If you’ve been looking for an effective way to smooth skin and reduce wrinkles, contact Dr. Zimmet today and ask about BioEssence Therapy!
A new alternative to Botox® and Dysport will be showing up in dermatologists’ offices soon, as the FDA recently approved the use of Xeomin. Xeomin is an injection that, like Botox® , consists of the botulinum toxin. After two separate trials testing the drug or a placebo on over 500 participants, the FDA decided that Xeomin was a safe, effective temporary treatment for forehead wrinkles.
Though Xeomin injections are new to the US, they have been approved and used in several European countries. There are only minor distinctions between the new product and Botox® : for example, Xeomin doesn’t require refrigeration. Also, Xeomin lacks a protein coating that Botox® has. A small number of patients develop antibodies to the protein, so for those individuals, Xeomin will be a more effective treatment.
The effect that Xeomin will have on Botox® and Dysport remains to be seen. Since Botox® is a more trusted name in cosmetic dermatology, Xeomin will have to prove itself as an inexpensive, effective, and long-lasting treatment. To discuss cosmetic dermatology options, contact Dr. Zimmet today.
We all hear about the benefits of regular exercise, but often, busy schedules get in the way of making it to the gym for an hour. However, there’s good news for people who can’t spare more than 15 minutes of their day. New research has revealed that even small bouts of exercise can significantly reduce the risk of heart disease.
Though the official government guidelines suggest two and a half hours of exercise a week, a study by the American Heart Association claims that research participants who went from not exercising to exercising for 15 minutes a day saw huge health benefits. The study noted that, while more exercise may be needed to reach a healthy weight, a short, daily workout could drastically reduce the risk of heart disease.
Regular exercise has a plethora of health benefits, and many of them are “skin deep.” For example, exercise has been shown to flush out toxins from your body, giving your skin a brighter glow. It also reduces cortisol levels, a hormone that causes stress and can lead to early aging. Don’t be afraid to try a new sport, activity, or exercise class to get yourself moving, but make sure to apply sunscreen if you’re going to be outdoors.
Botox® has been used off-label to treat several non-cosmetic medical issues, migraines being the most popular. And now, evidence is piling up that it could be used to treat another type of chronic pain: vulvodynia, or sexual pain in women.

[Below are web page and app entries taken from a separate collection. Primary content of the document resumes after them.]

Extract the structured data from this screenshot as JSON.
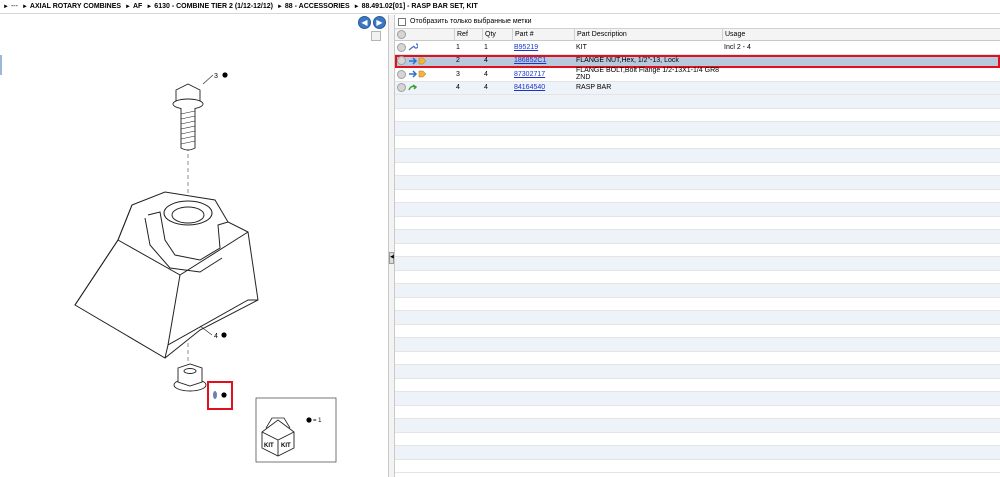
{
  "breadcrumb": [
    {
      "label": "---"
    },
    {
      "label": "AXIAL ROTARY COMBINES"
    },
    {
      "label": "AF"
    },
    {
      "label": "6130 - COMBINE TIER 2 (1/12-12/12)"
    },
    {
      "label": "88 - ACCESSORIES"
    },
    {
      "label": "88.491.02[01] - RASP BAR SET, KIT"
    }
  ],
  "nav": {
    "back": "◀",
    "forward": "▶"
  },
  "diagram": {
    "callout_3": "3",
    "callout_4": "4",
    "kit_legend": "= 1",
    "kit_label_1": "KIT",
    "kit_label_2": "KIT"
  },
  "filter": {
    "label": "Отобразить только выбранные метки"
  },
  "table": {
    "headers": {
      "ref": "Ref",
      "qty": "Qty",
      "part": "Part #",
      "desc": "Part Description",
      "usage": "Usage"
    },
    "rows": [
      {
        "ref": "1",
        "qty": "1",
        "part": "B95219",
        "desc": "KIT",
        "usage": "Incl  2 - 4",
        "icon": "wrench-icon"
      },
      {
        "ref": "2",
        "qty": "4",
        "part": "186852C1",
        "desc": "FLANGE NUT,Hex, 1/2\"-13, Lock",
        "usage": "",
        "icon": "arrow-tag-icon"
      },
      {
        "ref": "3",
        "qty": "4",
        "part": "87302717",
        "desc": "FLANGE BOLT,Bolt Flange 1/2-13X1-1/4 GR8 ZND",
        "usage": "",
        "icon": "arrow-tag-icon"
      },
      {
        "ref": "4",
        "qty": "4",
        "part": "84164540",
        "desc": "RASP BAR",
        "usage": "",
        "icon": "recycle-arrow-icon"
      }
    ]
  }
}
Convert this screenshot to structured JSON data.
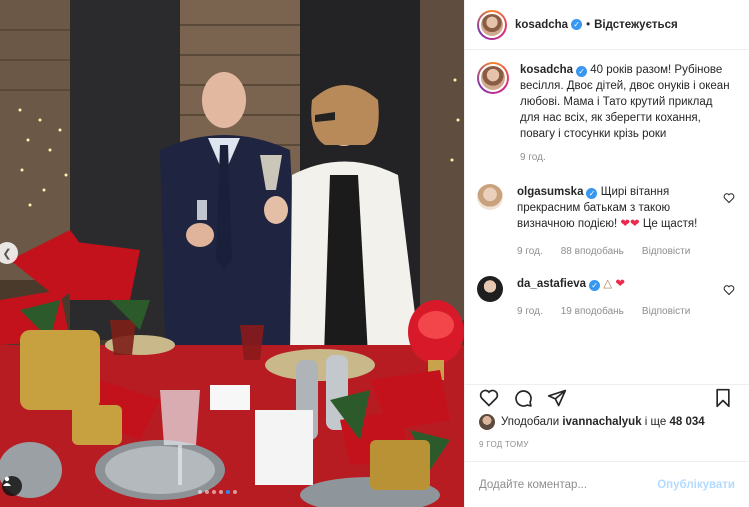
{
  "post": {
    "username": "kosadcha",
    "bullet": "•",
    "follow_state": "Відстежується"
  },
  "caption": {
    "username": "kosadcha",
    "text": "40 років разом! Рубінове весілля. Двоє дітей, двоє онуків і океан любові. Мама і Тато крутий приклад для нас всіх, як зберегти кохання, повагу і стосунки крізь роки",
    "time": "9 год."
  },
  "comments": [
    {
      "username": "olgasumska",
      "text": "Щирі вітання прекрасним батькам з такою визначною подією!",
      "text_tail": "Це щастя!",
      "time": "9 год.",
      "likes": "88 вподобань",
      "reply": "Відповісти"
    },
    {
      "username": "da_astafieva",
      "time": "9 год.",
      "likes": "19 вподобань",
      "reply": "Відповісти"
    }
  ],
  "likes_line": {
    "prefix": "Уподобали",
    "user": "ivannachalyuk",
    "middle": "і ще",
    "count": "48 034"
  },
  "time_ago": "9 ГОД ТОМУ",
  "comment_box": {
    "placeholder": "Додайте коментар...",
    "publish": "Опублікувати"
  },
  "carousel": {
    "slides": 6,
    "active_index": 4
  },
  "colors": {
    "accent": "#3897f0",
    "publish_disabled": "#b3dbff",
    "heart": "#ed2b4d",
    "muted": "#8e8e8e"
  },
  "icons": [
    "heart-icon",
    "comment-icon",
    "share-icon",
    "bookmark-icon",
    "verified-icon",
    "tag-user-icon",
    "chevron-left-icon"
  ]
}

Vulvodynia affects about 16 percent of women. It is characterized by chronic pain in the genital region brought on by sex or tampon insertion. Because so little is known about vulvodynia, it is generally diagnosed by exclusion; that is, it is usually the diagnosis made for specific genital pain that isn’t otherwise diagnosed by a blood test, biopsy, or STI screening.
Though Botox® hasn’t been proven to work for every woman suffering from vulvodynia, several patients of renowned dermatologists have found that it eases–and in some cases, eliminates–the pain. The cause is unknown, but experts guess that the Botox® injection blocks the nerve endings from transmitting pain signals, in the same way Botox® typically blocks neurotransmitters from traveling across nerves to facial muscles.

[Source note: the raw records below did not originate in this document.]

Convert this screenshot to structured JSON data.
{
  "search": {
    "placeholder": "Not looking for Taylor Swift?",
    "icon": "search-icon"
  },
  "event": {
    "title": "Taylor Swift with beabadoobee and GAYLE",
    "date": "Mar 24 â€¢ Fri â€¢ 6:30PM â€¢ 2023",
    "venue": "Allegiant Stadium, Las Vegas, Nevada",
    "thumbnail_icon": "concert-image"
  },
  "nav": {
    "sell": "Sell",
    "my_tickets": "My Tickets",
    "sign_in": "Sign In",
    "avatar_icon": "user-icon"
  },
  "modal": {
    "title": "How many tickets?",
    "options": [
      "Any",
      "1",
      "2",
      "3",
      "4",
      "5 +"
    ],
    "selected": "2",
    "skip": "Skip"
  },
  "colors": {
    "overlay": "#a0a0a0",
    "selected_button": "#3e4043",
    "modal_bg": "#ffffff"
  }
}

Though Botox® is not an FDA-approved treatment for vulvodynia yet, it is clear that it relieves genital pain in some women. If you’re interested in using Botox® to relieve non-cosmetic pain, contact Dr. Zimmet to schedule an appointment.